7 Year snitch: Flash the activist is a secret copTagged as: environmentalism repression
A police officer spent seven years undercover living as a hippie and environmental activist to infiltrate peaceful protest groups
He drank with them, he climbed with them, he even seemed to love them and was loved in return. But Mark “Flash” Stone was living a double life as perhaps the most deeply embedded undercover police officer in Britain.
Questions are being asked this weekend as to what the police officer achieved in seven years, living at the taxpayers’ expense as a hippie and environmental activist. He infiltrated protest groups that were mainly peaceful in nature, moved in with them and travelled to Iceland and all over Europe.
His double existence ended when friends discovered documents showing his true identity, leaving a trail of emotional wreckage and a sense of bewilderment that the authorities should invest so much time for a seemingly modest reward.

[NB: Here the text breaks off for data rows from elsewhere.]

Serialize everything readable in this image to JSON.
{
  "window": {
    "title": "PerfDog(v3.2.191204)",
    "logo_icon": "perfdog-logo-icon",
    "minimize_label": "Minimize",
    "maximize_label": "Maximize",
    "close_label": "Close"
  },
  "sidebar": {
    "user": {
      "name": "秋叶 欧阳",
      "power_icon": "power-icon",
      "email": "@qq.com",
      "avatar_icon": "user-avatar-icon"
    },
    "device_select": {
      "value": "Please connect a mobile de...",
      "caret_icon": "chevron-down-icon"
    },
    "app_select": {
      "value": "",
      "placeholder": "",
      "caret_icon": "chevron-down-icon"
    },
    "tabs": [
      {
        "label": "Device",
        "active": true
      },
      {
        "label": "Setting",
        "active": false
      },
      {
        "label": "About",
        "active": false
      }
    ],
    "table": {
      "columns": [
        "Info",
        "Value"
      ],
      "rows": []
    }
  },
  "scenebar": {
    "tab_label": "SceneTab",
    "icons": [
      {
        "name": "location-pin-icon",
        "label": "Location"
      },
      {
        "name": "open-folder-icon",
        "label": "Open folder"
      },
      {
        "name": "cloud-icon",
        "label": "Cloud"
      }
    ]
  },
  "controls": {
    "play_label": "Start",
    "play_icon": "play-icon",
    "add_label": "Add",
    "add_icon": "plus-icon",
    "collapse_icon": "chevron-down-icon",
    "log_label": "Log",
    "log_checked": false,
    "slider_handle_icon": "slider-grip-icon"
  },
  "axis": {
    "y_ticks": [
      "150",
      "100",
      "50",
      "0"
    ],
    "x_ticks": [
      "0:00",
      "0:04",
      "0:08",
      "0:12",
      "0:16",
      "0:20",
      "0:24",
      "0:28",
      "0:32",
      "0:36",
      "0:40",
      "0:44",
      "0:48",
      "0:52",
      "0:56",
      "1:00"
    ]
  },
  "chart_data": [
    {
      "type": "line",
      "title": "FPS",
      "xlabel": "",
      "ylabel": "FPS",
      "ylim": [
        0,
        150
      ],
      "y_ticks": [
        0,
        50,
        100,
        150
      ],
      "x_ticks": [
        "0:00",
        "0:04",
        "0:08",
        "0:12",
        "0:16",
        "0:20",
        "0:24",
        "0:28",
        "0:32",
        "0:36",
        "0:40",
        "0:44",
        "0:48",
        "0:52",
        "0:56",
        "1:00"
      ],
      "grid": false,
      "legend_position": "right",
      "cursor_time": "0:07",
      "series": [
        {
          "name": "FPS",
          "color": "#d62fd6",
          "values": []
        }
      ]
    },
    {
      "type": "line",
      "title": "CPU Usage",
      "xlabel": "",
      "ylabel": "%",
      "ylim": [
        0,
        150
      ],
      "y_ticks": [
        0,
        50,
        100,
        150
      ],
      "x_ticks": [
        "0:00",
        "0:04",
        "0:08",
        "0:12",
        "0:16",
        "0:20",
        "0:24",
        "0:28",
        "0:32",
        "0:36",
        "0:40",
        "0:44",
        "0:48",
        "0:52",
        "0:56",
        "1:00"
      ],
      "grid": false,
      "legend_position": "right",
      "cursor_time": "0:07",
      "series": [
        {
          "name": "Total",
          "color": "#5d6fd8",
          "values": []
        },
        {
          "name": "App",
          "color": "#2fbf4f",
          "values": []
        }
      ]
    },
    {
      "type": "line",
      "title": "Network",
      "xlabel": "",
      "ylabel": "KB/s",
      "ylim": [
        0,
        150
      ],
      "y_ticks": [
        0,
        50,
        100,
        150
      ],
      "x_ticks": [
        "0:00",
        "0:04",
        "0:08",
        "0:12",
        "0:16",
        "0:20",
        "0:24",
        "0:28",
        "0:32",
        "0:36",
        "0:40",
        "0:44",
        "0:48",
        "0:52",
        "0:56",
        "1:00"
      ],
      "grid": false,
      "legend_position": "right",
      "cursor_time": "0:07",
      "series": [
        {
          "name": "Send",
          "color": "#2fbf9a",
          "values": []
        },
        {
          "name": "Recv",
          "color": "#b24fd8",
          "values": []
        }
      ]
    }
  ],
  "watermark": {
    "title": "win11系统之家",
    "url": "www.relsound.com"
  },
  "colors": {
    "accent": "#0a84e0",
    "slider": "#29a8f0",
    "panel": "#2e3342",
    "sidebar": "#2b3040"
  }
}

Stone — real name Mark Kennedy — was among 114 people arrested last year on the eve of a planned invasion of a power station. The aim was to shut down Ratcliffe-on-Soar in Nottinghamshire for a week, preventing the release of 150,000 tons of carbon dioxide from one of the biggest emitters of greenhouse gases in Europe.
He drove the car on the initial reconnaissance and even hired a 7½-ton truck for the main event. But charges against him were dropped, leaving 20 others to be convicted last week of conspiracy to commit aggravated trespass.
With his long hair, tattoos and body piercings, nobody suspected that their comrade in saving the planet was a detective. But Stone is thought to be a member of the Special Demonstration Squad (SDS), a secret unit known as “the Hairies” because officers can wear their hair as they please.
According to one former member, only married officers are accepted into the unit, as they are less likely to “go native” if they have families to return to.
Called “Flash” because he had more money than other activists, Stone became a familiar face in Nottingham, hanging about at the Sumac centre, a vegan cafe and social club for people concerned with human and animal rights, the environment and pacifism. He lived with activists in the city.
His former friends say he was vehemently anti-police, a pose slightly at odds with a community more inclined to organise workshops on what they perceive as “bad policing” than to fight about it.
For the takeover of the power station, the protesters drew up health-and-safety plans and a rule that there would be no violence. They were to stop the conveyor carrying coal into the boilers, climb the 653ft chimney and unfurl protest banners.
The workers would be given leaflets reassuring them that jobs could be created by greener energy, while costlier but cleaner gas-fired stations would come on line to supply the National Grid, keeping the nation’s lights on.
Eon, the owner of the station, knew about the action five days beforehand and could have sought an injunction. Instead, the protesters were allowed to assemble and were then arrested.
Stone was unmasked as a suspected police officer 18 months later, just before the trial. Confronted by six friends with paperwork showing his real name, he admitted being in the Metropolitan police. The six published a short account of his confession in the green media, to general disbelief.
“Look at the bloke,” said one activist. “What did they do, send him from Hendon [police training centre] to spend five years smoking rollies and living in a tent? It boggles the mind that he’s spent so long doing basically f***-all, expending so much effort in terms of debate, slow, dull legwork and campaigning — and still be thinking, ‘Aha, fooling these oh-so-dangerous activists brilliantly’.”
Last week two police forces confirmed Stone’s status to The Sunday Times. “The individual is a Met officer,” said Nottinghamshire police. “He’s an undercover officer,” said the Metropolitan police. “We can’t say more.”
Scotland Yard refused requests for information about the SDS, a unit of the Met with a remit to prevent disorder. It was set up in 1968 after violence at anti-Vietnam war protests.
An insight into its methods came this year, when an SDS officer from the 1990s described his work. For four years the officer, Peter Daley, spent one day a week with his wife and family and six as a hate-filled Trotskyist on the wrong side of a riot shield. He was later diagnosed with post-traumatic stress disorder and won an out-of-court settlement.
Stone has disappeared from Nottingham, leaving friends in shock. One said: “Whatever else Mark is, I do believe he had genuine feelings for those he had meaningful relationships with in the last seven years.”
The friend added: “I don’t believe he could be with such beautiful, wonderful people and not feel love.”
The protesters will be sentenced next month.
Sunday Times: Tim Rayment & Jonathan Leake 19th Dec 2010